# Efficient algorithms for mathematical models of physical systems (e.g. high-percision geodesy on earth and in space

The aim is to develop (design, analyse and implement) new computational methods for problems in geodesy, meteorology etc. Often geoscience and atmospheric processes are modelled on the sphere using data collected on earth or spacecraft. These problems can be formulated as PDEs or integral equations on a sphere or exterior to a sphere. The inovative computational methods include (i) approximation techniques (Galerkin methods using radial basis functions and spherical splines), (ii) preconditioning techniques based on domain decomposition methods (e.g. overlapping additive Schwarz methods), (iii) adaptive choice of scattered data among millions of data points (e.g. obtained from MAGSAT satellite). When solving elliptic PDEs or corresponding integral equations (hypersingular, weakly singular) on the unit sphere using scattered measured data (with e.g. the Galerkin method) a very ill-conditioned linear system results. For its solution we use additive Schwarz preconditioners; then the so preconditioned system has only a midly growing condition number which does not depend on the scattered data set but rather on the way we decompose the scattered set into smaller sets using radial basis functions.

The Dirichlet-to-Neumann map is used for problems in unbounded domains. A 2D model problem for the Stokes equation is computed in [1] using Taylor Hood finite elements for the mixed formulation. To optimize the algorithm an adaptive scheme based on an a posteriori error estimator in [2] is used (see Fig. 1-2). Further investigations are in progress with Jairo Duque, Universidad del Valle, Cali, Colombia.

Fig.1: Starting mesh                                                     Fig.2: Adaptive refined mesh after 5 iterations

1. M. Andres, Finite Elemente und Dirichlet-zu-Neumann Abbildung mit Anwendungen in der Mechanik, Dipl. Thesis,     2006

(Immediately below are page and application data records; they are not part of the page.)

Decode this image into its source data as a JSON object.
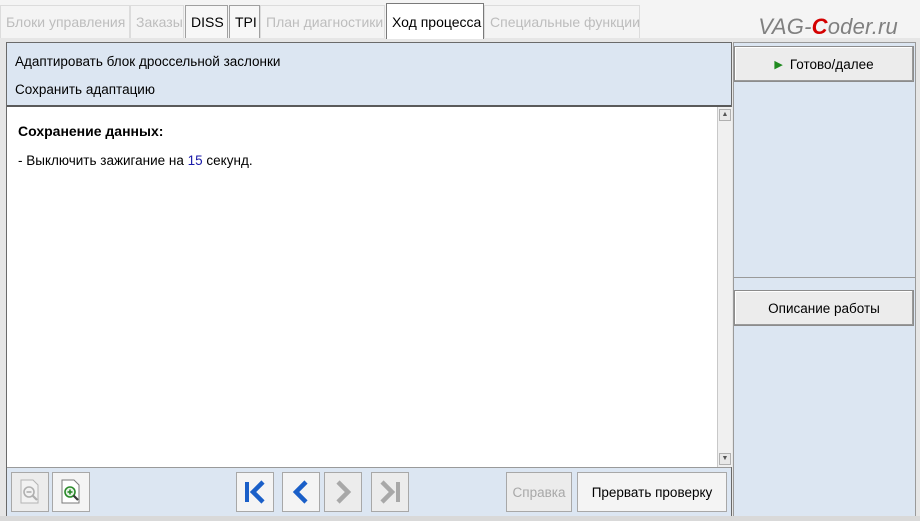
{
  "tabs": [
    {
      "label": "Блоки управления",
      "state": "disabled"
    },
    {
      "label": "Заказы",
      "state": "disabled"
    },
    {
      "label": "DISS",
      "state": "enabled"
    },
    {
      "label": "TPI",
      "state": "enabled"
    },
    {
      "label": "План диагностики",
      "state": "disabled"
    },
    {
      "label": "Ход процесса",
      "state": "active"
    },
    {
      "label": "Специальные функции",
      "state": "disabled"
    }
  ],
  "watermark": {
    "prefix": "VAG-",
    "accent": "C",
    "suffix": "oder.ru"
  },
  "header": {
    "line1": "Адаптировать блок дроссельной заслонки",
    "line2": "Сохранить адаптацию"
  },
  "content": {
    "title": "Сохранение данных:",
    "text_before": "- Выключить зажигание на ",
    "highlight": "15",
    "text_after": " секунд."
  },
  "toolbar": {
    "zoom_out_icon": "zoom-out-icon",
    "zoom_in_icon": "zoom-in-icon",
    "first_icon": "skip-first-icon",
    "prev_icon": "chevron-left-icon",
    "next_icon": "chevron-right-icon",
    "last_icon": "skip-last-icon",
    "help_label": "Справка",
    "abort_label": "Прервать проверку"
  },
  "sidebar": {
    "next_label": "Готово/далее",
    "next_icon": "play-icon",
    "description_label": "Описание работы"
  },
  "colors": {
    "panel_bg": "#dce6f2",
    "nav_blue": "#1a5fc8",
    "play_green": "#1f8a1f",
    "watermark_red": "#d40000"
  }
}
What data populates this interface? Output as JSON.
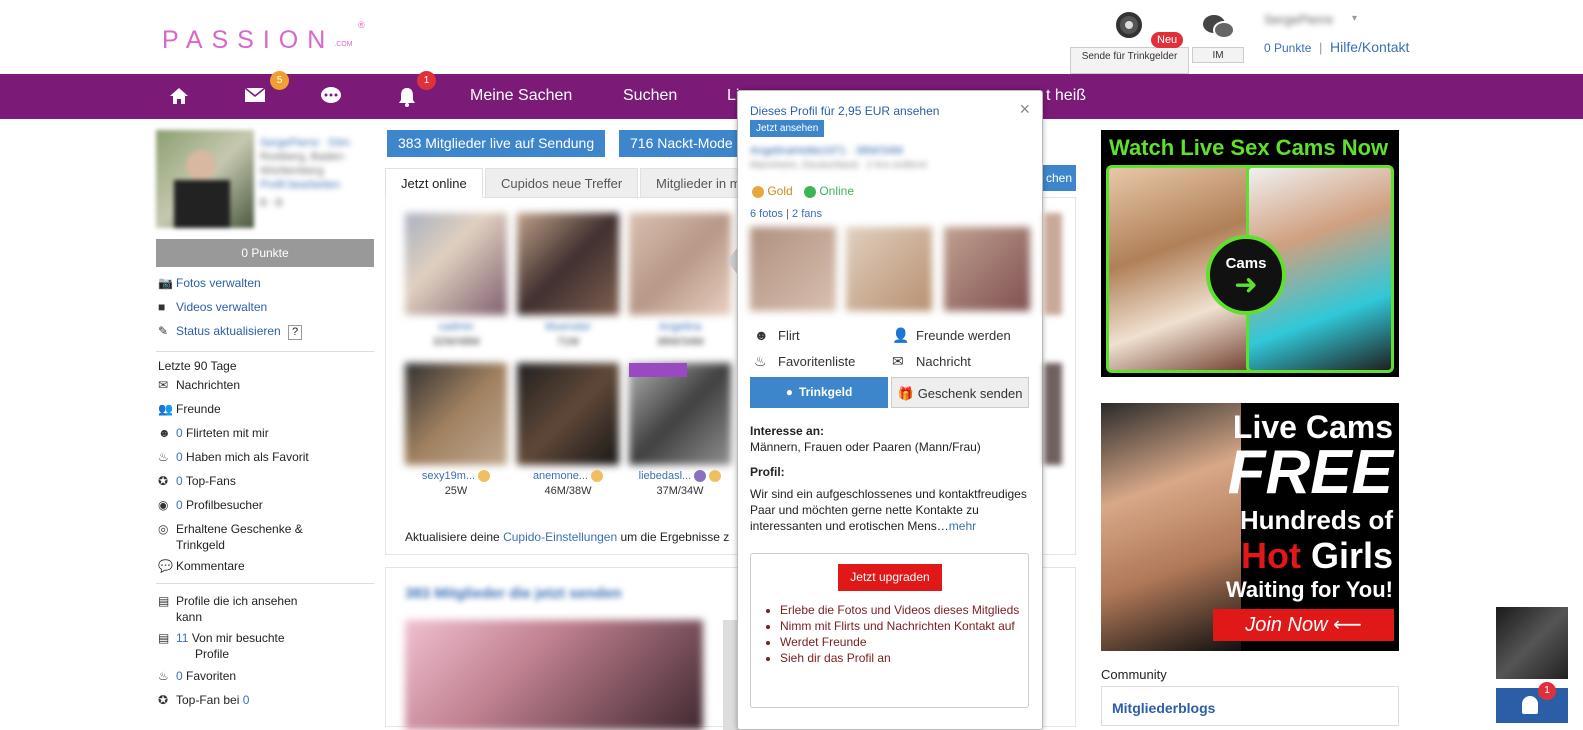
{
  "header": {
    "logo": "PASSION",
    "logo_com": ".COM",
    "logo_reg": "®",
    "tips_label": "Sende für Trinkgelder",
    "new_badge": "Neu",
    "im_label": "IM",
    "points": "0 Punkte",
    "separator": "|",
    "help": "Hilfe/Kontakt",
    "username": "SergePierre"
  },
  "nav": {
    "messages_badge": "5",
    "notifications_badge": "1",
    "items": [
      "Meine Sachen",
      "Suchen",
      "Li",
      "t heiß"
    ]
  },
  "sidebar": {
    "user_name": "SergePierre · 53m",
    "user_location": "Rostberg, Baden-Württemberg",
    "user_link": "Profil bearbeiten",
    "user_counts": "0 · 0",
    "points_bar": "0 Punkte",
    "manage_photos": "Fotos verwalten",
    "manage_videos": "Videos verwalten",
    "update_status": "Status aktualisieren",
    "help_q": "?",
    "last90": "Letzte 90 Tage",
    "rows": [
      {
        "count": "",
        "label": "Nachrichten"
      },
      {
        "count": "",
        "label": "Freunde"
      },
      {
        "count": "0",
        "label": "Flirteten mit mir"
      },
      {
        "count": "0",
        "label": "Haben mich als Favorit"
      },
      {
        "count": "0",
        "label": "Top-Fans"
      },
      {
        "count": "0",
        "label": "Profilbesucher"
      },
      {
        "count": "",
        "label": "Erhaltene Geschenke &"
      },
      {
        "count": "",
        "label": "Trinkgeld"
      },
      {
        "count": "",
        "label": "Kommentare"
      }
    ],
    "rows2": [
      {
        "count": "",
        "label": "Profile die ich ansehen"
      },
      {
        "count": "",
        "label": "kann"
      },
      {
        "count": "11",
        "label": "Von mir besuchte"
      },
      {
        "count": "",
        "label": "Profile"
      },
      {
        "count": "0",
        "label": "Favoriten"
      },
      {
        "count": "",
        "label": "Top-Fan bei",
        "tail": "0"
      }
    ]
  },
  "main": {
    "live_btn": "383 Mitglieder live auf Sendung",
    "nude_btn": "716 Nackt-Mode",
    "search_tail": "chen",
    "tabs": [
      "Jetzt online",
      "Cupidos neue Treffer",
      "Mitglieder in m"
    ],
    "row1": [
      {
        "name": "cadmin",
        "age": "32W/48M"
      },
      {
        "name": "Muenster",
        "age": "71W"
      },
      {
        "name": "Angelina",
        "age": "38W/34M"
      }
    ],
    "row2": [
      {
        "name": "sexy19m...",
        "age": "25W"
      },
      {
        "name": "anemone...",
        "age": "46M/38W"
      },
      {
        "name": "liebedasl...",
        "age": "37M/34W"
      }
    ],
    "update_pre": "Aktualisiere deine ",
    "update_link": "Cupido-Einstellungen",
    "update_post": " um die Ergebnisse z",
    "section_title": "383 Mitglieder die jetzt senden"
  },
  "popup": {
    "view_profile": "Dieses Profil für 2,95 EUR ansehen",
    "view_now": "Jetzt ansehen",
    "close": "×",
    "member_name": "AngelinaHottie1971 · 38W/34M",
    "member_loc": "Mannheim, Deutschland · 2 Km entfernt",
    "gold": "Gold",
    "online": "Online",
    "photos": "6 fotos",
    "sep": "|",
    "fans": "2 fans",
    "actions": {
      "flirt": "Flirt",
      "friends": "Freunde werden",
      "favorites": "Favoritenliste",
      "message": "Nachricht",
      "tip": "Trinkgeld",
      "gift": "Geschenk senden"
    },
    "interest_label": "Interesse an:",
    "interest_value": "Männern, Frauen oder Paaren (Mann/Frau)",
    "profile_label": "Profil:",
    "profile_text": "Wir sind ein aufgeschlossenes und kontaktfreudiges Paar und möchten gerne nette Kontakte zu interessanten und erotischen Mens…",
    "more": "mehr",
    "upgrade_btn": "Jetzt upgraden",
    "benefits": [
      "Erlebe die Fotos und Videos dieses Mitglieds",
      "Nimm mit Flirts und Nachrichten Kontakt auf",
      "Werdet Freunde",
      "Sieh dir das Profil an"
    ]
  },
  "ads": {
    "ad1_title": "Watch Live Sex Cams Now",
    "ad1_logo": "Cams",
    "ad2_l1": "Live Cams",
    "ad2_l2": "FREE",
    "ad2_l3": "Hundreds of",
    "ad2_hot": "Hot",
    "ad2_girls": " Girls",
    "ad2_l5": "Waiting for You!",
    "ad2_cta": "Join Now"
  },
  "community": {
    "title": "Community",
    "blogs": "Mitgliederblogs"
  },
  "corner_badge": "1"
}
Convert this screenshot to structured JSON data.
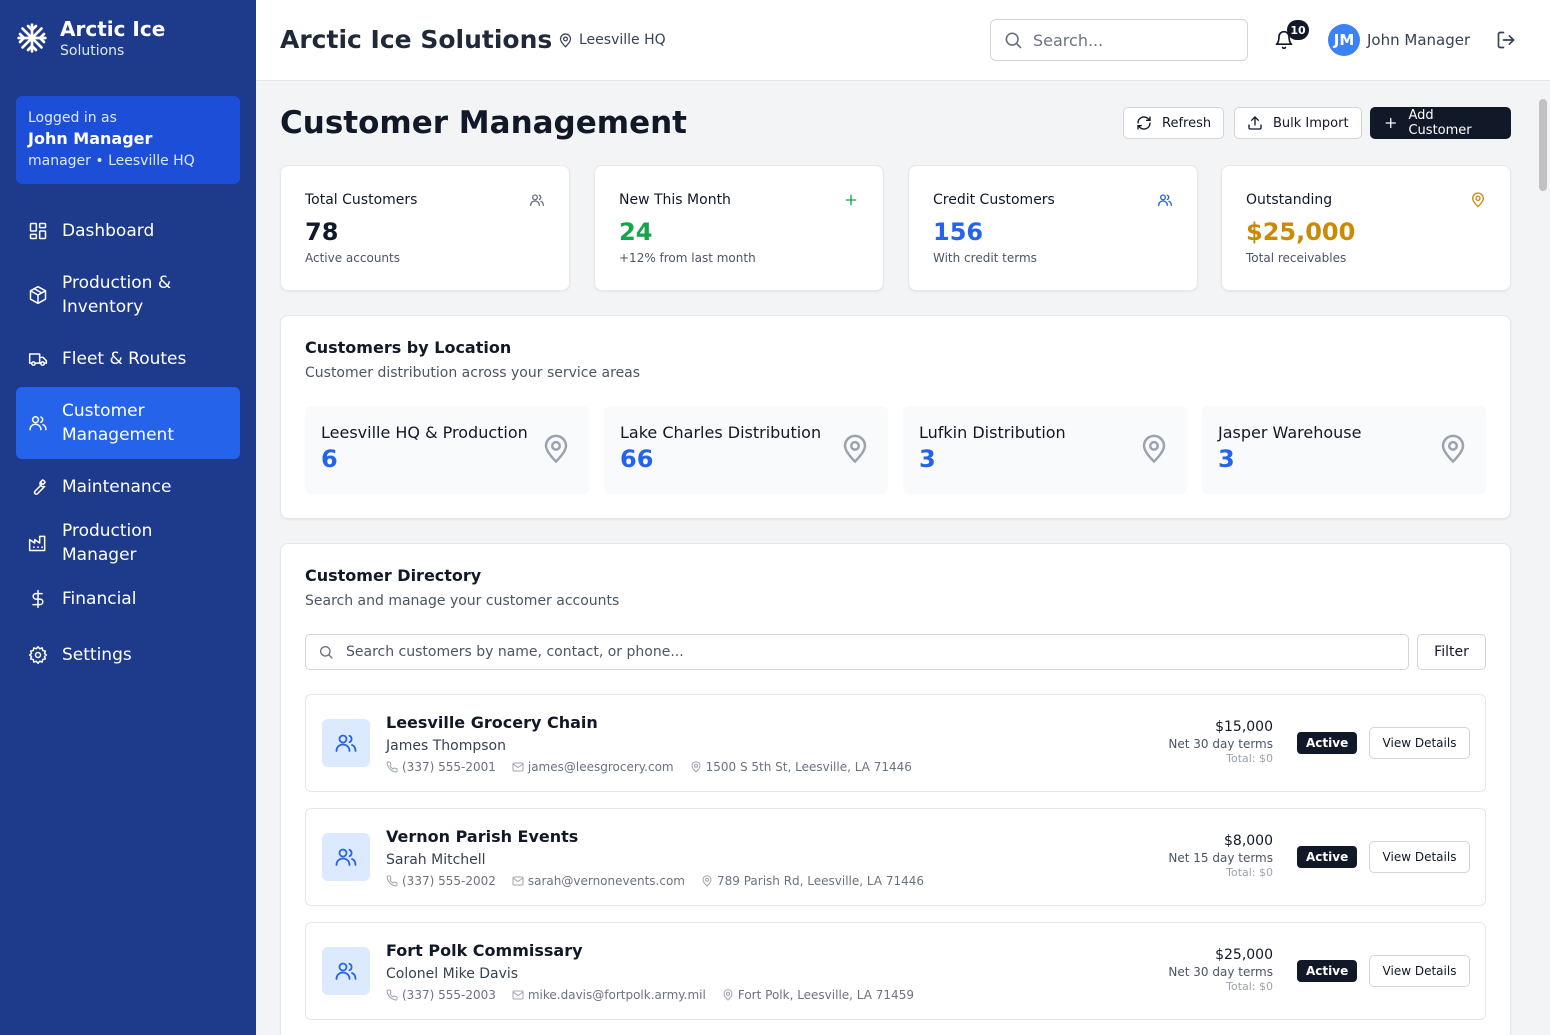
{
  "brand": {
    "title": "Arctic Ice",
    "subtitle": "Solutions",
    "icon": "snowflake-icon"
  },
  "login": {
    "label": "Logged in as",
    "name": "John Manager",
    "role": "manager • Leesville HQ"
  },
  "nav": [
    {
      "label": "Dashboard",
      "icon": "dashboard-icon"
    },
    {
      "label": "Production & Inventory",
      "icon": "package-icon"
    },
    {
      "label": "Fleet & Routes",
      "icon": "truck-icon"
    },
    {
      "label": "Customer Management",
      "icon": "users-icon",
      "active": true
    },
    {
      "label": "Maintenance",
      "icon": "wrench-icon"
    },
    {
      "label": "Production Manager",
      "icon": "factory-icon"
    },
    {
      "label": "Financial",
      "icon": "dollar-icon"
    },
    {
      "label": "Settings",
      "icon": "gear-icon"
    }
  ],
  "header": {
    "title": "Arctic Ice Solutions",
    "location": "Leesville HQ",
    "search_placeholder": "Search...",
    "notifications": "10",
    "avatar_initials": "JM",
    "user_name": "John Manager"
  },
  "page": {
    "title": "Customer Management",
    "refresh_label": "Refresh",
    "bulk_import_label": "Bulk Import",
    "add_customer_label": "Add Customer"
  },
  "stats": [
    {
      "label": "Total Customers",
      "value": "78",
      "sub": "Active accounts",
      "color": "#111827",
      "icon": "users-icon"
    },
    {
      "label": "New This Month",
      "value": "24",
      "sub": "+12% from last month",
      "color": "#16a34a",
      "icon": "plus-icon"
    },
    {
      "label": "Credit Customers",
      "value": "156",
      "sub": "With credit terms",
      "color": "#2563eb",
      "icon": "users-icon"
    },
    {
      "label": "Outstanding",
      "value": "$25,000",
      "sub": "Total receivables",
      "color": "#ca8a04",
      "icon": "map-pin-icon"
    }
  ],
  "locations": {
    "title": "Customers by Location",
    "description": "Customer distribution across your service areas",
    "items": [
      {
        "name": "Leesville HQ & Production",
        "count": "6"
      },
      {
        "name": "Lake Charles Distribution",
        "count": "66"
      },
      {
        "name": "Lufkin Distribution",
        "count": "3"
      },
      {
        "name": "Jasper Warehouse",
        "count": "3"
      }
    ]
  },
  "directory": {
    "title": "Customer Directory",
    "description": "Search and manage your customer accounts",
    "search_placeholder": "Search customers by name, contact, or phone...",
    "filter_label": "Filter",
    "customers": [
      {
        "name": "Leesville Grocery Chain",
        "contact": "James Thompson",
        "phone": "(337) 555-2001",
        "email": "james@leesgrocery.com",
        "address": "1500 S 5th St, Leesville, LA 71446",
        "amount": "$15,000",
        "terms": "Net 30 day terms",
        "total": "Total: $0",
        "status": "Active",
        "action": "View Details"
      },
      {
        "name": "Vernon Parish Events",
        "contact": "Sarah Mitchell",
        "phone": "(337) 555-2002",
        "email": "sarah@vernonevents.com",
        "address": "789 Parish Rd, Leesville, LA 71446",
        "amount": "$8,000",
        "terms": "Net 15 day terms",
        "total": "Total: $0",
        "status": "Active",
        "action": "View Details"
      },
      {
        "name": "Fort Polk Commissary",
        "contact": "Colonel Mike Davis",
        "phone": "(337) 555-2003",
        "email": "mike.davis@fortpolk.army.mil",
        "address": "Fort Polk, Leesville, LA 71459",
        "amount": "$25,000",
        "terms": "Net 30 day terms",
        "total": "Total: $0",
        "status": "Active",
        "action": "View Details"
      }
    ]
  }
}
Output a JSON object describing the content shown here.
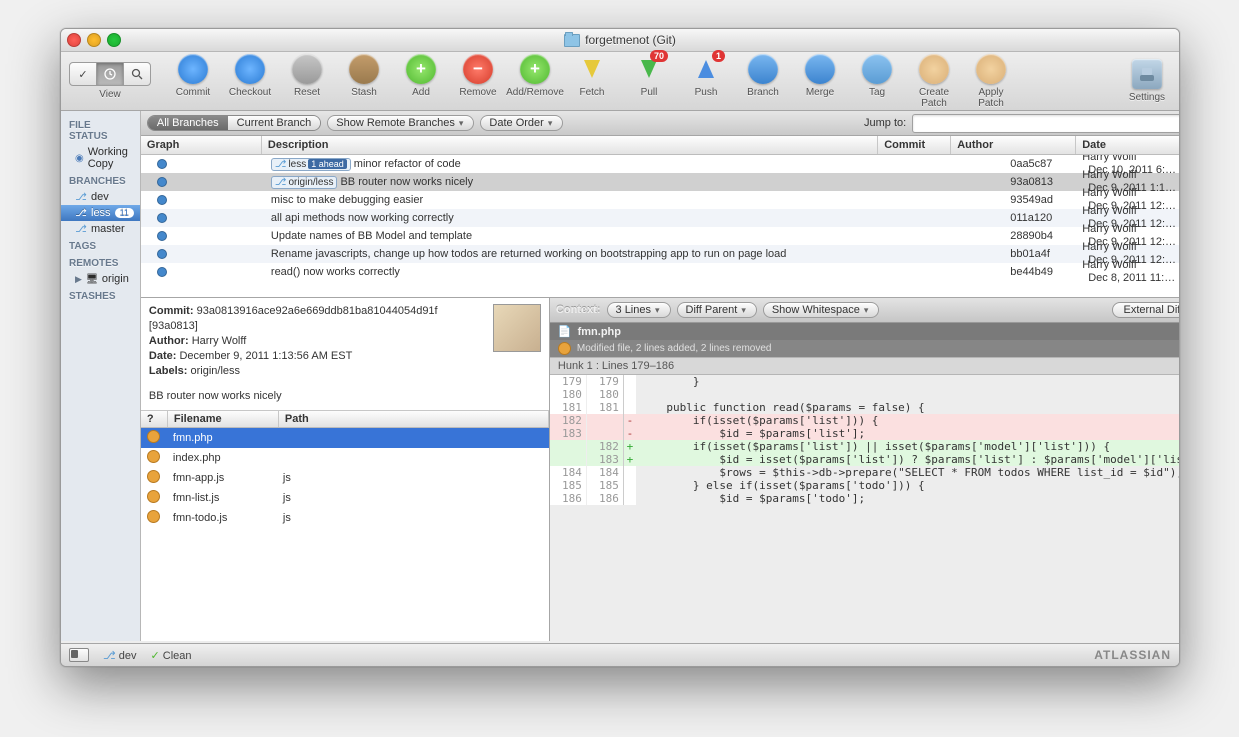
{
  "title": "forgetmenot (Git)",
  "toolbar": {
    "view_label": "View",
    "items": [
      {
        "id": "commit",
        "label": "Commit"
      },
      {
        "id": "checkout",
        "label": "Checkout"
      },
      {
        "id": "reset",
        "label": "Reset"
      },
      {
        "id": "stash",
        "label": "Stash"
      },
      {
        "id": "add",
        "label": "Add"
      },
      {
        "id": "remove",
        "label": "Remove"
      },
      {
        "id": "addremove",
        "label": "Add/Remove"
      },
      {
        "id": "fetch",
        "label": "Fetch"
      },
      {
        "id": "pull",
        "label": "Pull",
        "badge": "70"
      },
      {
        "id": "push",
        "label": "Push",
        "badge": "1"
      },
      {
        "id": "branch",
        "label": "Branch"
      },
      {
        "id": "merge",
        "label": "Merge"
      },
      {
        "id": "tag",
        "label": "Tag"
      },
      {
        "id": "createpatch",
        "label": "Create Patch"
      },
      {
        "id": "applypatch",
        "label": "Apply Patch"
      }
    ],
    "settings_label": "Settings"
  },
  "sidebar": {
    "file_status_head": "FILE STATUS",
    "working_copy": "Working Copy",
    "branches_head": "BRANCHES",
    "branches": [
      {
        "name": "dev",
        "badge": ""
      },
      {
        "name": "less",
        "badge": "11"
      },
      {
        "name": "master",
        "badge": ""
      }
    ],
    "tags_head": "TAGS",
    "remotes_head": "REMOTES",
    "remote": "origin",
    "stashes_head": "STASHES"
  },
  "filterbar": {
    "all_branches": "All Branches",
    "current_branch": "Current Branch",
    "show_remote": "Show Remote Branches",
    "date_order": "Date Order",
    "jump_label": "Jump to:"
  },
  "columns": {
    "graph": "Graph",
    "desc": "Description",
    "commit": "Commit",
    "author": "Author",
    "date": "Date"
  },
  "commits": [
    {
      "refs": [
        "less"
      ],
      "ahead": "1 ahead",
      "msg": "minor refactor of code",
      "hash": "0aa5c87",
      "author": "Harry Wolff <hsw…",
      "date": "Dec 10, 2011 6:…"
    },
    {
      "refs": [
        "origin/less"
      ],
      "msg": "BB router now works nicely",
      "hash": "93a0813",
      "author": "Harry Wolff <hsw…",
      "date": "Dec 9, 2011 1:1…"
    },
    {
      "msg": "misc to make debugging easier",
      "hash": "93549ad",
      "author": "Harry Wolff <hsw…",
      "date": "Dec 9, 2011 12:…"
    },
    {
      "msg": "all api methods now working correctly",
      "hash": "011a120",
      "author": "Harry Wolff <hsw…",
      "date": "Dec 9, 2011 12:…"
    },
    {
      "msg": "Update names of BB Model and template",
      "hash": "28890b4",
      "author": "Harry Wolff <hsw…",
      "date": "Dec 9, 2011 12:…"
    },
    {
      "msg": "Rename javascripts, change up how todos are returned working on bootstrapping app to run on page load",
      "hash": "bb01a4f",
      "author": "Harry Wolff <hsw…",
      "date": "Dec 9, 2011 12:…"
    },
    {
      "msg": "read() now works correctly",
      "hash": "be44b49",
      "author": "Harry Wolff <hsw…",
      "date": "Dec 8, 2011 11:…"
    }
  ],
  "info": {
    "commit_lbl": "Commit:",
    "commit": "93a0813916ace92a6e669ddb81ba81044054d91f",
    "short": "[93a0813]",
    "author_lbl": "Author:",
    "author": "Harry Wolff",
    "date_lbl": "Date:",
    "date": "December 9, 2011 1:13:56 AM EST",
    "labels_lbl": "Labels:",
    "labels": "origin/less",
    "message": "BB router now works nicely"
  },
  "file_cols": {
    "q": "?",
    "name": "Filename",
    "path": "Path"
  },
  "files": [
    {
      "name": "fmn.php",
      "path": ""
    },
    {
      "name": "index.php",
      "path": ""
    },
    {
      "name": "fmn-app.js",
      "path": "js"
    },
    {
      "name": "fmn-list.js",
      "path": "js"
    },
    {
      "name": "fmn-todo.js",
      "path": "js"
    }
  ],
  "diffbar": {
    "context_lbl": "Context:",
    "context_val": "3 Lines",
    "diff_parent": "Diff Parent",
    "show_ws": "Show Whitespace",
    "external": "External Diff"
  },
  "diff_file": {
    "name": "fmn.php",
    "summary": "Modified file, 2 lines added, 2 lines removed",
    "hunk": "Hunk 1 : Lines 179–186"
  },
  "diff_lines": [
    {
      "a": "179",
      "b": "179",
      "t": " ",
      "c": "        }"
    },
    {
      "a": "180",
      "b": "180",
      "t": " ",
      "c": ""
    },
    {
      "a": "181",
      "b": "181",
      "t": " ",
      "c": "    public function read($params = false) {"
    },
    {
      "a": "182",
      "b": "",
      "t": "-",
      "c": "        if(isset($params['list'])) {"
    },
    {
      "a": "183",
      "b": "",
      "t": "-",
      "c": "            $id = $params['list'];"
    },
    {
      "a": "",
      "b": "182",
      "t": "+",
      "c": "        if(isset($params['list']) || isset($params['model']['list'])) {"
    },
    {
      "a": "",
      "b": "183",
      "t": "+",
      "c": "            $id = isset($params['list']) ? $params['list'] : $params['model']['list'"
    },
    {
      "a": "184",
      "b": "184",
      "t": " ",
      "c": "            $rows = $this->db->prepare(\"SELECT * FROM todos WHERE list_id = $id\");"
    },
    {
      "a": "185",
      "b": "185",
      "t": " ",
      "c": "        } else if(isset($params['todo'])) {"
    },
    {
      "a": "186",
      "b": "186",
      "t": " ",
      "c": "            $id = $params['todo'];"
    }
  ],
  "status": {
    "branch": "dev",
    "clean": "Clean",
    "brand": "ATLASSIAN"
  }
}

2. G.N. Gatica, L.F. Gatica and E.P. Stephan, A FEM-DtN formulation for a non-linear exterior problem in                       incompressible elasticity, Math. Methods Appl. Sci., 26, (2), 2003, pp. 151-170

E. P. Stephan